Oporto is a special venue – and that isn’t necessarily just code for ‘quite small’. It’s an incredibly relaxed venue where band and audience meet on an even plain. There is very little capacity for stage malarkey which means you sink or swim on your performance. Jordan Mackampa is fantastic in this environment, and he isn’t alone.
The supports, Oliver Pinder and Josh Flowers hold up their end of the bargain. Oliver Pinder is joined by a small band and though the music isn’t particularly demanding, the songwriting is sharp. Pinder himself sounds a lot, a lot a lot, like Shawn Mendes. That’s probably not a compliment in Yorkshire indie-rock circles – but he has a very good voice.
Josh Flowers meanwhile goes for the confessional singer-songwriter schtick. There’s an emphasis on melody rather than structure, but the melodies are gorgeous and the choruses packed with detail. Both supports were memorable and a genuine pleasure to watch – we’d certainly be keen to see them again.
However the crowd is here for Jordan Mackampa and his set fills the performance space with atmosphere. He has a band in tow, where last time in Leeds it was just the man himself. The more muscular instrumentals do provide a rounded sound as opposed to the stark acoustic set we saw last year. While the presence of others on stage does diminish the beauty of some ballads, overall it makes for a richer listening experience.
In the end it comes back to Mackampa’s voice. The rawness of his delivery is breathtaking – and his is a cracked, broken, but nevertheless hopeful soul. Songs like ‘Battlecry’ and ‘Yours to Keep’ tremble with emotion, but it never feels overwrought or weepy.

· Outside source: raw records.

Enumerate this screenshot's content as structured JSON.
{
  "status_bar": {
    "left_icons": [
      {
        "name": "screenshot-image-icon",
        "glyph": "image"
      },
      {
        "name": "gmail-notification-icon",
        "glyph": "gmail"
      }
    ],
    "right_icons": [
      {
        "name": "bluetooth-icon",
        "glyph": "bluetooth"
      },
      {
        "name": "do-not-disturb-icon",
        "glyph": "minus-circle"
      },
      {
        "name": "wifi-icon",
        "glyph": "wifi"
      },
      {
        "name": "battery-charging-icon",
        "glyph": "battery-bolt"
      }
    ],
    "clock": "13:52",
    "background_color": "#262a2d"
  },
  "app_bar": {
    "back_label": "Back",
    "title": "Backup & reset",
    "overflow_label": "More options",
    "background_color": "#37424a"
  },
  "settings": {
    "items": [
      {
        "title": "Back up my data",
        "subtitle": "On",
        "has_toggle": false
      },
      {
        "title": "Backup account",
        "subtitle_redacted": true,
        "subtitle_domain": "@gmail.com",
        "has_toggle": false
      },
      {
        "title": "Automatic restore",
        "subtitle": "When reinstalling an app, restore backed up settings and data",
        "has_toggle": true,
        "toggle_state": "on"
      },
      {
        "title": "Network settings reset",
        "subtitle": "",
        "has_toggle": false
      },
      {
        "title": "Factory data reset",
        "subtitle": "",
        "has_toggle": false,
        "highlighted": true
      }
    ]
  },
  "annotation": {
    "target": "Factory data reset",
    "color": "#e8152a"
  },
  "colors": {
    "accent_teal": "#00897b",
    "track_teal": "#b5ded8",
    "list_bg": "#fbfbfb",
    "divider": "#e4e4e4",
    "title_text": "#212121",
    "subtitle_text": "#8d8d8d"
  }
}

Jordan Mackampa remains one of the most unique voices in British music and we cannot wait to hear more.